App and web page records:
--------------------------------

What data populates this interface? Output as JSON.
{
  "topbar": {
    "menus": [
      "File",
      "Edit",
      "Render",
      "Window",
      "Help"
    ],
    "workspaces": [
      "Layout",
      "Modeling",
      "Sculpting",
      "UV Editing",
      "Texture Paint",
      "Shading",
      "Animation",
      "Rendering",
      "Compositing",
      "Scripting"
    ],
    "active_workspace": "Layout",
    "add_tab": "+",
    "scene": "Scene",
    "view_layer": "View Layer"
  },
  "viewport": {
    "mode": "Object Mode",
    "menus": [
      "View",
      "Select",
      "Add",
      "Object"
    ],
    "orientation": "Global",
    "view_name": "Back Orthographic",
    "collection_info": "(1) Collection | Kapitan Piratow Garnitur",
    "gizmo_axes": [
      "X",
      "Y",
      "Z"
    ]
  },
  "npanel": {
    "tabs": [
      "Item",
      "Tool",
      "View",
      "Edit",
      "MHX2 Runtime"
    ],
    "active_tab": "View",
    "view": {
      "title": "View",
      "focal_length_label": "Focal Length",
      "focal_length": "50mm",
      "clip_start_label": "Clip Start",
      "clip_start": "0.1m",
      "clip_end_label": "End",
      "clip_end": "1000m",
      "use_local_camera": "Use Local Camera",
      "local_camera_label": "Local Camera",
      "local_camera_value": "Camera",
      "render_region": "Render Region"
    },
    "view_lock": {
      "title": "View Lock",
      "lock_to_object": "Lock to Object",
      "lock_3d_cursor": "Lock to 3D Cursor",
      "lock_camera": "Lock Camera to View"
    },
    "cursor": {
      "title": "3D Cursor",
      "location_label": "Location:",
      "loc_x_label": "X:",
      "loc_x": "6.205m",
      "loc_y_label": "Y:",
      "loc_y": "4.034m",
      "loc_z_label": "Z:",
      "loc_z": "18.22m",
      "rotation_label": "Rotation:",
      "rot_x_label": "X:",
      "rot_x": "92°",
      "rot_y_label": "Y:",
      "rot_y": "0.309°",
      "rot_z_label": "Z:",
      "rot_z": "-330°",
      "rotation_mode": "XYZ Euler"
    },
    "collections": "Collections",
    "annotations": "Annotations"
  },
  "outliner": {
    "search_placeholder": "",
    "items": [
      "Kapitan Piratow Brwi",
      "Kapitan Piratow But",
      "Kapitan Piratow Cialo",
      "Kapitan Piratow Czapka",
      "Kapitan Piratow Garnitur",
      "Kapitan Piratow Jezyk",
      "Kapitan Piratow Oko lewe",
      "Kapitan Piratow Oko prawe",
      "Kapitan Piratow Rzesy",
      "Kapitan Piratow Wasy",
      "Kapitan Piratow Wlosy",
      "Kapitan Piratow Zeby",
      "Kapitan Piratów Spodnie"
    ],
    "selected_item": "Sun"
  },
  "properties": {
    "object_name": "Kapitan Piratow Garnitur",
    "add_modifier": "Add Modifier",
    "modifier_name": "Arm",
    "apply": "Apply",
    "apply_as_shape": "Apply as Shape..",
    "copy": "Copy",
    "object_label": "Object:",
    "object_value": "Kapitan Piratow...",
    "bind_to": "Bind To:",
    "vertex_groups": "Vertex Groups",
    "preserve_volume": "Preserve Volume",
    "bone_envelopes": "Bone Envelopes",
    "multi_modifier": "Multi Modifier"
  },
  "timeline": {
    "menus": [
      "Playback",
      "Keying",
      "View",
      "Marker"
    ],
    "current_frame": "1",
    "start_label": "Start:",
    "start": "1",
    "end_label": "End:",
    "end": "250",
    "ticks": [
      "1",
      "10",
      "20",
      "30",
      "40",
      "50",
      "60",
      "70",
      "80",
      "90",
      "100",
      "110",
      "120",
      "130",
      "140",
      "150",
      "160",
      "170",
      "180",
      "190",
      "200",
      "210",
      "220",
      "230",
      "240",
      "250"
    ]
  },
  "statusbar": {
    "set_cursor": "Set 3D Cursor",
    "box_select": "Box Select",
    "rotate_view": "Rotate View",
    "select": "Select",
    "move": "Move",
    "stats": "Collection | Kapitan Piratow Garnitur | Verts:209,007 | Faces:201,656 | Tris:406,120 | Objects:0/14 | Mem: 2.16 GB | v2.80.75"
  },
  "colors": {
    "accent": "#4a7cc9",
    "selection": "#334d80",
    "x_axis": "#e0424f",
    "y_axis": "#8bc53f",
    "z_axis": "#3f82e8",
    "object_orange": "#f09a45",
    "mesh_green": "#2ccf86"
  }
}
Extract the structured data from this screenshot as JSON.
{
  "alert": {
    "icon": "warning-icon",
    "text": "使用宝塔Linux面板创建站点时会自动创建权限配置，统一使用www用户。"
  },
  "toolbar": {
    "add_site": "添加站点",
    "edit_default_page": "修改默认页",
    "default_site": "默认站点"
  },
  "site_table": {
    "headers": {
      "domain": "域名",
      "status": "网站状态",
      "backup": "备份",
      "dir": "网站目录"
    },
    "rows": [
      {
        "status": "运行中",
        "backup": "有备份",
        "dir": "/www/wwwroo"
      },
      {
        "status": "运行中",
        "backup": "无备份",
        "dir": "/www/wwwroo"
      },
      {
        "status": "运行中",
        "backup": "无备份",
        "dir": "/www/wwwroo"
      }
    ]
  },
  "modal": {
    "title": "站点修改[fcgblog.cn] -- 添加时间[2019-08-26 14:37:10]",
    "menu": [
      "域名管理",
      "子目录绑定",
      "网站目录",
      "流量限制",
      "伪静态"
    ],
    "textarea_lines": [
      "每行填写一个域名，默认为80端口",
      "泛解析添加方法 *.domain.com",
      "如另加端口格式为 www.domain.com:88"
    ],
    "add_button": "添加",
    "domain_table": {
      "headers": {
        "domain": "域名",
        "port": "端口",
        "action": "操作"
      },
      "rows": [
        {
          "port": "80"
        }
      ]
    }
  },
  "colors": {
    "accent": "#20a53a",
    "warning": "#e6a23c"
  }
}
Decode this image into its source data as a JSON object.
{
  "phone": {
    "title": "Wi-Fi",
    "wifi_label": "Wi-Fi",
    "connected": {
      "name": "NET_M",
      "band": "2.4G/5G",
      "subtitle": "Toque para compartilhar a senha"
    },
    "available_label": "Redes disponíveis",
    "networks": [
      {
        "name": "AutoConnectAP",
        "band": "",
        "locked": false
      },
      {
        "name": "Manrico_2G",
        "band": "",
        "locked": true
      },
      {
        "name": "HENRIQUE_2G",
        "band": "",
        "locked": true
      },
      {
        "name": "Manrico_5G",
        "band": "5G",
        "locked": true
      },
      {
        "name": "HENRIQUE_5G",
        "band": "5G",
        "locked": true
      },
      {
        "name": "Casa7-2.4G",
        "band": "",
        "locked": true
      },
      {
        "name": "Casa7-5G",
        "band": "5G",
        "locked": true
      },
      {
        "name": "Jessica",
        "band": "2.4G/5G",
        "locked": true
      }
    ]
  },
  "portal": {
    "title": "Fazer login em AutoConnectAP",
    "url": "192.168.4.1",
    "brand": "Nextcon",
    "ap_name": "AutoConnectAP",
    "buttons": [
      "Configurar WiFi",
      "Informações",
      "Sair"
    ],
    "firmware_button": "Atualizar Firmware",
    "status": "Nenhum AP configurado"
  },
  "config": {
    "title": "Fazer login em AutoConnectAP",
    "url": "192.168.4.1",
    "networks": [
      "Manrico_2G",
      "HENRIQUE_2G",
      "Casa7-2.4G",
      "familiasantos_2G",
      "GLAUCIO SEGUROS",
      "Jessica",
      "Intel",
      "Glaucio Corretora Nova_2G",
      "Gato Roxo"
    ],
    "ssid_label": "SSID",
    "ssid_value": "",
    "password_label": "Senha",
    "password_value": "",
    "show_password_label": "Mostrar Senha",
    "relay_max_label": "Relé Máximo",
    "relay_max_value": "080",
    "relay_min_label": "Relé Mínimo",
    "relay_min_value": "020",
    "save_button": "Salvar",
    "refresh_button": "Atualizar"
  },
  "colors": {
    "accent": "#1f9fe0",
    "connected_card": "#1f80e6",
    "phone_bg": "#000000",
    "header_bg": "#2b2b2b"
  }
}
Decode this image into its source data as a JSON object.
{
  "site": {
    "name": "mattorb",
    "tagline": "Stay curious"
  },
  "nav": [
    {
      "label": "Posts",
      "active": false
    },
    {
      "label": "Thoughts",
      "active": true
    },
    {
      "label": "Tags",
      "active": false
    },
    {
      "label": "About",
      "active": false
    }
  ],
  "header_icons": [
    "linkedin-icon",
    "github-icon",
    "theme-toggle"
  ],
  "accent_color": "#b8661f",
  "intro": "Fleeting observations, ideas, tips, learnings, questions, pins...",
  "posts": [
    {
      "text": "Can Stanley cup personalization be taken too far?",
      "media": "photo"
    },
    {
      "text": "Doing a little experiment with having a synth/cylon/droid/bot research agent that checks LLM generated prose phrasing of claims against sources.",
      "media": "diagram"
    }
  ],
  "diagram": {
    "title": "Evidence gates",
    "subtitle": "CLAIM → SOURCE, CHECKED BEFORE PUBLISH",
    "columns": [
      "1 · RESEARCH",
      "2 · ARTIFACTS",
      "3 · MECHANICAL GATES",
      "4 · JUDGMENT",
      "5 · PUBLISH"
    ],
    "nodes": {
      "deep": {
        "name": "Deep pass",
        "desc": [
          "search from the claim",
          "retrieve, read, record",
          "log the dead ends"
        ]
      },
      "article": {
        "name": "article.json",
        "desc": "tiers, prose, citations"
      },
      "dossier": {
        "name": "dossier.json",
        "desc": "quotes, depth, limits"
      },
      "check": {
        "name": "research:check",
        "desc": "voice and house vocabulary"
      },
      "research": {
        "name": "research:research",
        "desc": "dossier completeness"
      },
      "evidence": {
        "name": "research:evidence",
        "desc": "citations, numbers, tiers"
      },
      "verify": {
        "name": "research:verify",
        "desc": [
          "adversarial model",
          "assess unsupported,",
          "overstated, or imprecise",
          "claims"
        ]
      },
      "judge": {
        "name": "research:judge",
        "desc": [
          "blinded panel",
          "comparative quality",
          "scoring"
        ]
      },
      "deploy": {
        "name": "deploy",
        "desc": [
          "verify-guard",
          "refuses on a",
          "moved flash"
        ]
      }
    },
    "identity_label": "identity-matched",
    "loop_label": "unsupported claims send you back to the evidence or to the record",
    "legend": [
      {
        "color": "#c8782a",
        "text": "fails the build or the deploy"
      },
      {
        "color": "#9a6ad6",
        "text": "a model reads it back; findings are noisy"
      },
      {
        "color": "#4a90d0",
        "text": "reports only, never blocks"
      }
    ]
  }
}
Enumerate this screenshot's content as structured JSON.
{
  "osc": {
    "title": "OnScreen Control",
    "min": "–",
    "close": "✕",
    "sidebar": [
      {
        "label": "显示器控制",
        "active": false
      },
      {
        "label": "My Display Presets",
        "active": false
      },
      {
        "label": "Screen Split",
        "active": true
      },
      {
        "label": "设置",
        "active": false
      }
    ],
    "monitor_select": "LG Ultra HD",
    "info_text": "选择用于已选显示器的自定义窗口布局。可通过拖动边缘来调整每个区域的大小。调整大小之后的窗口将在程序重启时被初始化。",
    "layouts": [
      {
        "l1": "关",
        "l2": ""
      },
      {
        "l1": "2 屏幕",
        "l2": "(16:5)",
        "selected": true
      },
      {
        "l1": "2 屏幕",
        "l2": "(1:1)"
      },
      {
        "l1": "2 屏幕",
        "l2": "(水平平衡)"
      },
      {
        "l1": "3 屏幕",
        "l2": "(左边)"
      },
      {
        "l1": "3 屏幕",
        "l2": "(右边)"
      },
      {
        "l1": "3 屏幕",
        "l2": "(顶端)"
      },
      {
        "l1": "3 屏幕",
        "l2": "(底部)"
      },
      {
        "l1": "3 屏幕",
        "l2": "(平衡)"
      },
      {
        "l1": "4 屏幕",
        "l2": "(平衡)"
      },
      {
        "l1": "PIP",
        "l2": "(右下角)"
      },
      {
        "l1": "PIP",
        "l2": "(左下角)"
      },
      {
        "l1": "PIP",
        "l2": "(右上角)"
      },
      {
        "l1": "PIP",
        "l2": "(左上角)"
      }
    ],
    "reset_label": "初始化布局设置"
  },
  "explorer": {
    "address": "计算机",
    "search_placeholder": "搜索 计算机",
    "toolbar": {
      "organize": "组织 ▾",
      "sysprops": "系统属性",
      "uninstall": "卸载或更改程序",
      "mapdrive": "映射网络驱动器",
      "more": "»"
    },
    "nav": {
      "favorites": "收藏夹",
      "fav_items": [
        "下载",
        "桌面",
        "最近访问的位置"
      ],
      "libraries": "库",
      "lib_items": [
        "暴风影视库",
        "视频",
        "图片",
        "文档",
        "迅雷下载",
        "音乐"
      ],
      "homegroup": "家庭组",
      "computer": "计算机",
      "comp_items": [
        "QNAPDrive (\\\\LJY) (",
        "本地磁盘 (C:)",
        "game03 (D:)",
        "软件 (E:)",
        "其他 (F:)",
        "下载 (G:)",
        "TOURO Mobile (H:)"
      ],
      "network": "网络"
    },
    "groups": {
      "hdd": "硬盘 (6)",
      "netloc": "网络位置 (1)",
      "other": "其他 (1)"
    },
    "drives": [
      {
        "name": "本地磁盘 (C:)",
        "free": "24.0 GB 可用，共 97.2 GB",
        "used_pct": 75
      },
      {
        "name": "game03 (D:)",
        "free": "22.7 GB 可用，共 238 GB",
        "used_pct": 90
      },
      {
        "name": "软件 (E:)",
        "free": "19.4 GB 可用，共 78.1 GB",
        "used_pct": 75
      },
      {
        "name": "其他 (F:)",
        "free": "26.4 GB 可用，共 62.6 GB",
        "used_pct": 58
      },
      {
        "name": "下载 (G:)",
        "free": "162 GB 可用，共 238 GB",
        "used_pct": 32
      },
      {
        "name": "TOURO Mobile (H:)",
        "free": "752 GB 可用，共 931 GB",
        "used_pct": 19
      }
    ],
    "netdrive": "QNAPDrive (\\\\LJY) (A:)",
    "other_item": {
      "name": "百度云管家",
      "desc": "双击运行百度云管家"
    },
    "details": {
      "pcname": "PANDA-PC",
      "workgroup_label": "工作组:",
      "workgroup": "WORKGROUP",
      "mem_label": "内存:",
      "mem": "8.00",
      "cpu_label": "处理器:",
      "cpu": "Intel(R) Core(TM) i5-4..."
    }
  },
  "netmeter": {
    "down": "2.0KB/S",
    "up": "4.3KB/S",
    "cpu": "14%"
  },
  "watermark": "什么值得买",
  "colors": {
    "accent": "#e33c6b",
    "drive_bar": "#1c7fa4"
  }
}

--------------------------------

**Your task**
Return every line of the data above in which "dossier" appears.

**Reply**
      "dossier": {
        "name": "dossier.json",
        "desc": "dossier completeness"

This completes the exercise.